One last goodbye we thought as we jumped on a plane in Hong Kong, a few hours ahead of her and her mum and dad. As luck would have it they were moving to Cornwall.

It’s strange having an 8 month old baby arrive in your home. The equipment needed is massive and happened all at once. Since July we’ve settled into a routine of seeing her most weeks , sharing family time and viruses in equal measure.

We waved her off ten days ago, clean and sleepy in her pyjamas fully expecting the new routine of life to continue.

But we don’t know when we will see her again . Social distancing and self isolation have isolated bits of families and friendship groups in a startling way. Lock down which was announced last night further breaks our social and familial ties . We’ve all had last goodbyes without ever realising the significance of the moment.

Some of those last goodbyes will have been exactly that.

What strange times.

Advent#24

Christmas Eve, normally the last chocolate in the advent calender, however this blogs advent is going to stretch just into January to cover the whole of Yule, an all encompassing Advent.

 

Like many families we have a few empty chairs at Christmas . Grief and sadness is part of the festive season for many people.
But replenishment happens too. Sometimes in unexpected ways. Two years ago we bought an AncestryDNA kit for our brother/ brother-in-law.

AncestryDNA

The story is not ours to tell but here is a link to a radio programme that tells the tale, make a cup of tea it’s a good listen.

http://www.wypr.org/post/finding-family-dna-tests-help-two-strangers-discover-they-are-siblings

A consequence of the DNA kit is that we all have a whole new chunk of family in the USA.
https://www.ancestry.co.uk/dna/

Today these two lovely people arrived to spend Christmas with us


Also joining us for the first time is our adorable VV.

Families have a way of filling empty chairs.

Solitude #developing your eye

IMG_8356.JPGSometimes solitude sneaks up on you and sometimes many of us sneak off to find it. Time out from busy lives. This is a favourite spot in Cornwall and the solitude was fleeting but precious.

Temple is a word that the world recognises as a space for contemplation and quiet Solitude. Say that word in Cornwall currently and people’s reaction is somewhat different.

Temple is the site of life -changing roadworks on the A30. The delays caused at this particular Temple have hugely impacted on businesses and people, almost certainly causing  harm to those who are trapped for hours in their asphalt misery.

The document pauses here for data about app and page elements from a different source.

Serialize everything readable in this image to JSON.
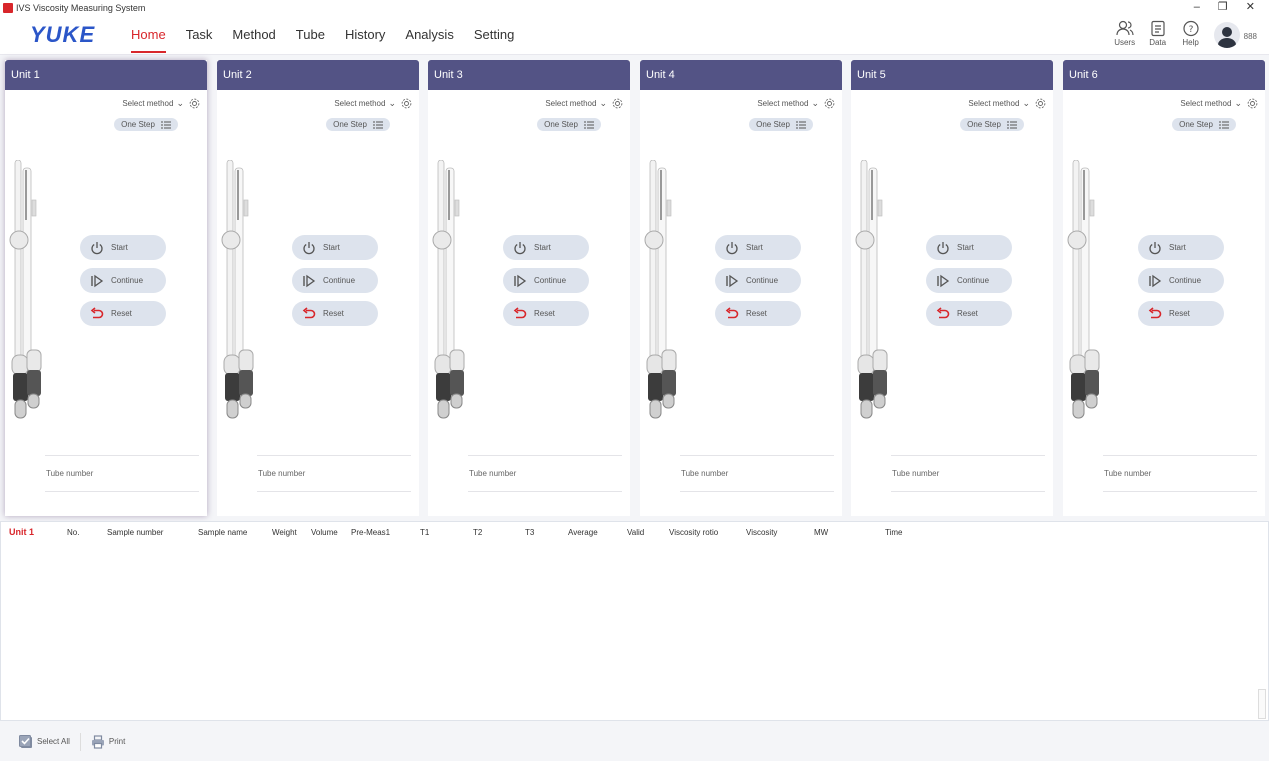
{
  "window": {
    "title": "IVS Viscosity Measuring System",
    "minimize": "–",
    "restore": "❐",
    "close": "✕"
  },
  "brand": {
    "logo": "YUKE",
    "accent": "#d8262b",
    "header_color": "#535385",
    "logo_color": "#2b56c8"
  },
  "nav": [
    {
      "label": "Home",
      "active": true
    },
    {
      "label": "Task"
    },
    {
      "label": "Method"
    },
    {
      "label": "Tube"
    },
    {
      "label": "History"
    },
    {
      "label": "Analysis"
    },
    {
      "label": "Setting"
    }
  ],
  "tools": [
    {
      "label": "Users",
      "icon": "users-icon"
    },
    {
      "label": "Data",
      "icon": "data-icon"
    },
    {
      "label": "Help",
      "icon": "help-icon"
    }
  ],
  "user": {
    "name": "888"
  },
  "units": [
    {
      "name": "Unit 1"
    },
    {
      "name": "Unit 2"
    },
    {
      "name": "Unit 3"
    },
    {
      "name": "Unit 4"
    },
    {
      "name": "Unit 5"
    },
    {
      "name": "Unit 6"
    }
  ],
  "unit_controls": {
    "select_method": "Select method",
    "step_mode": "One Step",
    "start": "Start",
    "continue": "Continue",
    "reset": "Reset",
    "tube_number": "Tube number"
  },
  "results": {
    "unit": "Unit 1",
    "columns": [
      "No.",
      "Sample number",
      "Sample name",
      "Weight",
      "Volume",
      "Pre-Meas1",
      "T1",
      "T2",
      "T3",
      "Average",
      "Valid",
      "Viscosity rotio",
      "Viscosity",
      "MW",
      "Time"
    ]
  },
  "footer": {
    "select_all": "Select All",
    "print": "Print"
  }
}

The picture above was taken after one such traffic experience. Whilst not exactly the silver lining of a cloud it is somewhat representational of the sentiment.